**Task item**
Throughout the material, some lines may have the word "Download". Count them and give the number only.

**Data extracts**
□ □ □

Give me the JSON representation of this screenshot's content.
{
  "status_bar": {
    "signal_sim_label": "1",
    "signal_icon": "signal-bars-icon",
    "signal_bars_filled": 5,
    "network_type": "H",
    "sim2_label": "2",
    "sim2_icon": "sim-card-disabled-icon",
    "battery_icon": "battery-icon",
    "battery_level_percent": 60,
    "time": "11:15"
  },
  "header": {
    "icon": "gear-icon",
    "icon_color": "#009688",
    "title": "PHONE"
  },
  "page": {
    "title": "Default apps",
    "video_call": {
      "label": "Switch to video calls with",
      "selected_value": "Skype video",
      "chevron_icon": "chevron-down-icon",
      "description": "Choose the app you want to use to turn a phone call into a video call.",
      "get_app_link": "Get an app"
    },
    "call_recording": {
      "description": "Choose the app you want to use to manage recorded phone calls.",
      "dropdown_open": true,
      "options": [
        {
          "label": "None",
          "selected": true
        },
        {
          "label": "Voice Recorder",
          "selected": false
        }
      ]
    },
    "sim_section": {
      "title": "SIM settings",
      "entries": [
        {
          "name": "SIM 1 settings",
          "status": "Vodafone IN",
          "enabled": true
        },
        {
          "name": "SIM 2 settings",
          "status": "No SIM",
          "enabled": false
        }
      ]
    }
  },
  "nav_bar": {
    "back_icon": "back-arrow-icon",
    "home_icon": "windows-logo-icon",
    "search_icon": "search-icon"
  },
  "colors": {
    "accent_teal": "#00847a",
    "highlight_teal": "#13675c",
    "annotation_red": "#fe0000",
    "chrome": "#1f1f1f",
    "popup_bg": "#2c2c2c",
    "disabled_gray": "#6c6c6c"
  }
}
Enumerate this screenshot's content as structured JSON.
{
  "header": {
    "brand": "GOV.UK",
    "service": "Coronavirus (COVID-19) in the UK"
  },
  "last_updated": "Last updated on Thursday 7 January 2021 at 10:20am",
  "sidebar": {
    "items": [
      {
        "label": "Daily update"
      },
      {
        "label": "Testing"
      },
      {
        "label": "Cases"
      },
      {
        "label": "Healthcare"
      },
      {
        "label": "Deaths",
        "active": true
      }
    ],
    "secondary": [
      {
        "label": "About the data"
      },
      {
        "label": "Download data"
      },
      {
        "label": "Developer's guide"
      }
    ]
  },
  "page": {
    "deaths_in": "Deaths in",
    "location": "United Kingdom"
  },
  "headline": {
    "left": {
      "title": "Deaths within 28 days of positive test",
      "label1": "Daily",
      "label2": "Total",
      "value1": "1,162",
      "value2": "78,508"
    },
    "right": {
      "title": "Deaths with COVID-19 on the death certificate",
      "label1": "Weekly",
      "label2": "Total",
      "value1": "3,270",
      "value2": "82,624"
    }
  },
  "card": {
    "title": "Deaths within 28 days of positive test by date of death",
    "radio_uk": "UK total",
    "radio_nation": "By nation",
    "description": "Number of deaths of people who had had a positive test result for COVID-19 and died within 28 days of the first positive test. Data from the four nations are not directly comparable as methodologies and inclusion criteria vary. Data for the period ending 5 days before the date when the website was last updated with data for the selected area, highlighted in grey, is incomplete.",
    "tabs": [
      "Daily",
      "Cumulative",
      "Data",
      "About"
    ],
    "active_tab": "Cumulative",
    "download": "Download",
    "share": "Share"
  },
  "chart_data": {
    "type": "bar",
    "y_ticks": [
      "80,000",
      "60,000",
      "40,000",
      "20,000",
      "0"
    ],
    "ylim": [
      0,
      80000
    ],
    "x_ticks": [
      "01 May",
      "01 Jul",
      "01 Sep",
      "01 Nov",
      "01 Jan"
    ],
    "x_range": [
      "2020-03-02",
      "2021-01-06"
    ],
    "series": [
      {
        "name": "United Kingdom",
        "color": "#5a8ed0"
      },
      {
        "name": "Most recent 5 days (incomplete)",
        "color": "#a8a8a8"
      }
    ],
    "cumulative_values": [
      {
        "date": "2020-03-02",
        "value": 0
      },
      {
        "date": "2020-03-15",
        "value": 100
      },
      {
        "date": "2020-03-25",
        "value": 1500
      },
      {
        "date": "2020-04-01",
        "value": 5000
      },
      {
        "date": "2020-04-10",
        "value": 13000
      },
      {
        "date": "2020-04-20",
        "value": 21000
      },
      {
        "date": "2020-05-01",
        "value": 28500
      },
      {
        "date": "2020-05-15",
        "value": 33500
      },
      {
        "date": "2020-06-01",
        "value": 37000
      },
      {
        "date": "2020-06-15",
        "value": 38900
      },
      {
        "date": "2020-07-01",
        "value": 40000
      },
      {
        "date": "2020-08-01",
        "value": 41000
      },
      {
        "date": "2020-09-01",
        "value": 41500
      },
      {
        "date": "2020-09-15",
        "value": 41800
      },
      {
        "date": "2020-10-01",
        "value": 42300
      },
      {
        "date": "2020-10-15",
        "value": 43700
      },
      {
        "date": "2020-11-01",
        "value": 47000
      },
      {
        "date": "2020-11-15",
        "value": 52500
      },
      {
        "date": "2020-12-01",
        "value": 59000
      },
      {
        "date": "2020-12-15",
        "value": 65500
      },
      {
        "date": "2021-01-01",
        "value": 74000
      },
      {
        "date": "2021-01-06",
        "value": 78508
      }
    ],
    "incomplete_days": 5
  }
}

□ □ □

**Solution to this problem**
2